"What the hell does he know about the law?" asked Herbert N. Hewlett II, a 20-year Baltimore City police officer and Hampstead resident. "Why would the town choose somebody who is not certified?"
According to the Maryland Police and Correctional Training Commission, all 13,000 or so police officers in the state must be certifiedin order to use a gun, make an arrest or write a ticket. That is, all police officers except for chiefs.
Donald M. Myers, recently hired as police chief, is not a state-certified police officer. He says his lack of certification will have little or no effect on his $23,500-a-year post. Under Maryland law he is allowed to be the town's chief.
"While it's not required for a chief, we do think you should becertified," said Francis L. Manear, assistant director for administrative services at the commission. "If you're going to arrest people or carry a gun, we do recommend that you be certified."

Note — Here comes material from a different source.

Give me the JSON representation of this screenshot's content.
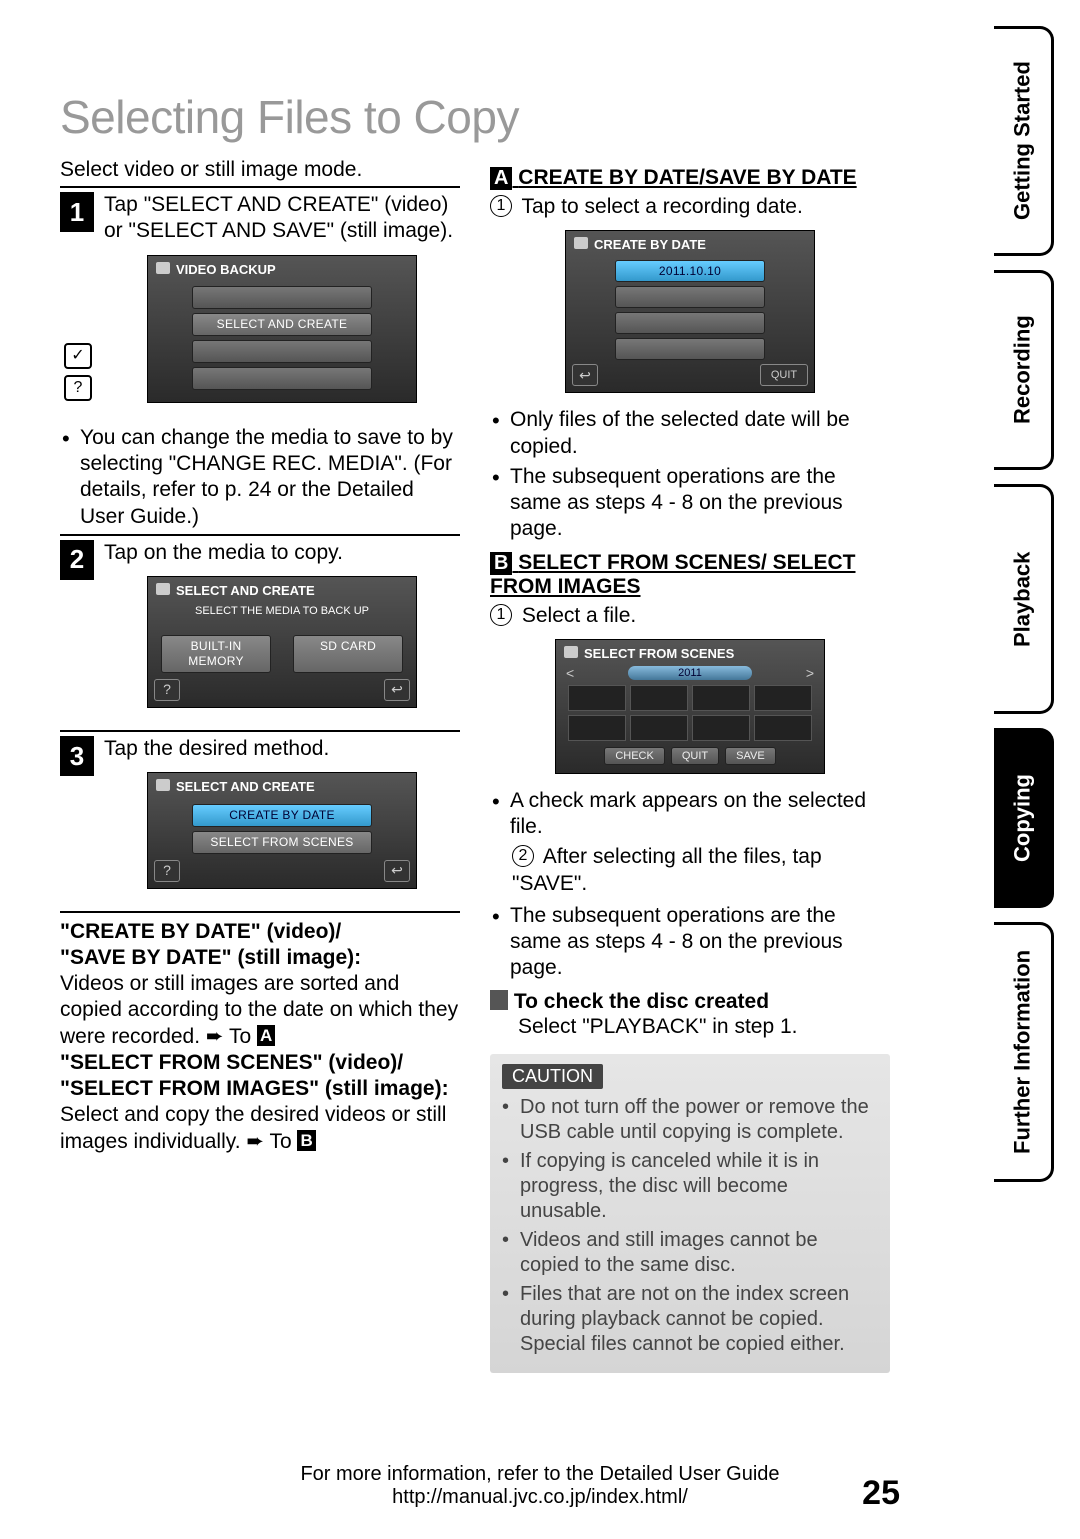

Myers' fitness as police chief was raised during last night's regular Town Council meeting, as Hewlett -- who entered the police academy with Myers in 1967 -- brought his concerns to the council.
"The gentleman that you chose for police chief does not come close to my qualificationsfor this position," Hewlett said in a letter he presented to the council. In the letter, he said he was "outraged" at the town's procedure for picking a chief and called Myers' experience level "minimal at best."

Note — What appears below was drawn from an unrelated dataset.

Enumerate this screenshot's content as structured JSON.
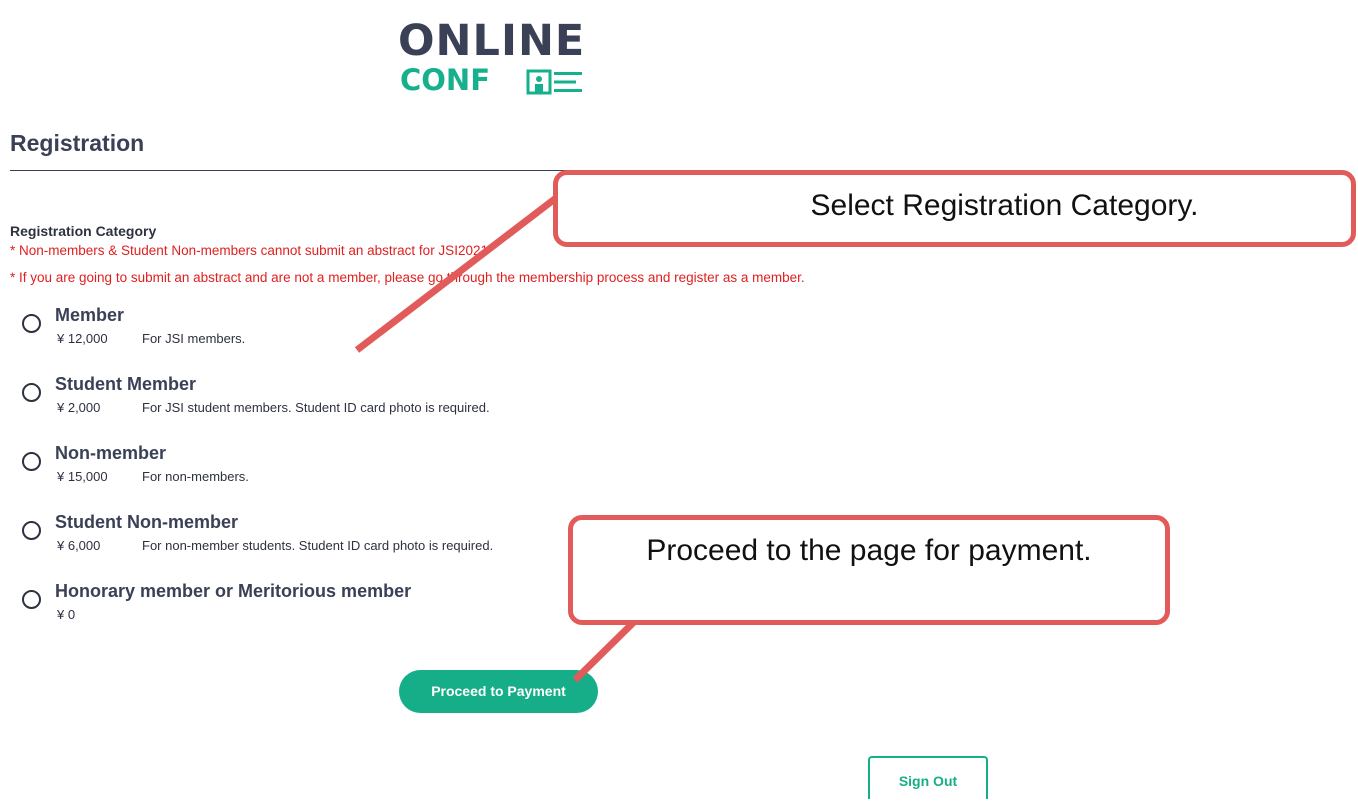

Mayor Earl A. J. "Tim" Warehime Jr. and the rest of councildid not discuss the letter during last night's meeting but agreed tobring the matter up at the Feb. 27 meeting.
However, in a telephone interview earlier in the day, Councilman Geoff Black defended the town's selection process.
"I believe that the process treated all applicants equally," he said. "The previous police chief reviewed allapplications, then pared that list down to four who we, in turn, interviewed."
The previous chief, Earl Isennock, now a night-shift officer on the force, could not be reached yesterday.
Black said he did not recall receiving Hewlett's application.
Myers was chosen from a field of about a dozen applicants, including Hewlett. He and three others were granted interviews with the Town Council. Of the fourcandidates, only Myers was an uncertified police officer, town officials said. While Myers -- a Baltimore police officer for four months in 1968, a Taneytown police chief for five years and a private security professional for 15 years -- is not required to be certified, he and town officials said he would go through the process.
"This is all a voluntary thing," he said yesterday before the council meeting. "While I am officially a police executive, I will go back for some range training, traffic courses, radar school and other programs. I expect to continue with the required 18 hours of in-service training required of all officers every year."
In other action, the council picked Larry L. Gouker to fill the seat vacated last month by David M. Warner, who left the $500-a-year position to take a $400-a-week consulting job
Gouker, 46, chairman of the Board of Zoning Appeals, wasunanimously chosen to fill the seat, which expires in May.
The voting -- postponed from Jan. 23 -- was by secret ballot. The appointment of Gouker leaves only two elected members on the five-member council. The two, Black and Gerald H. Bollinger, both serve until May 1993.
Also at last night's meeting, a 46-year-old Baltimore man proposed starting a taxicab service around town. Russell Brannan, along with his Hampstead partner Robert Taylor, would operate a company calledCommunity Cab.
The council expressed surprise at the idea and wondered aloud whether there was need for cab service in Manchester.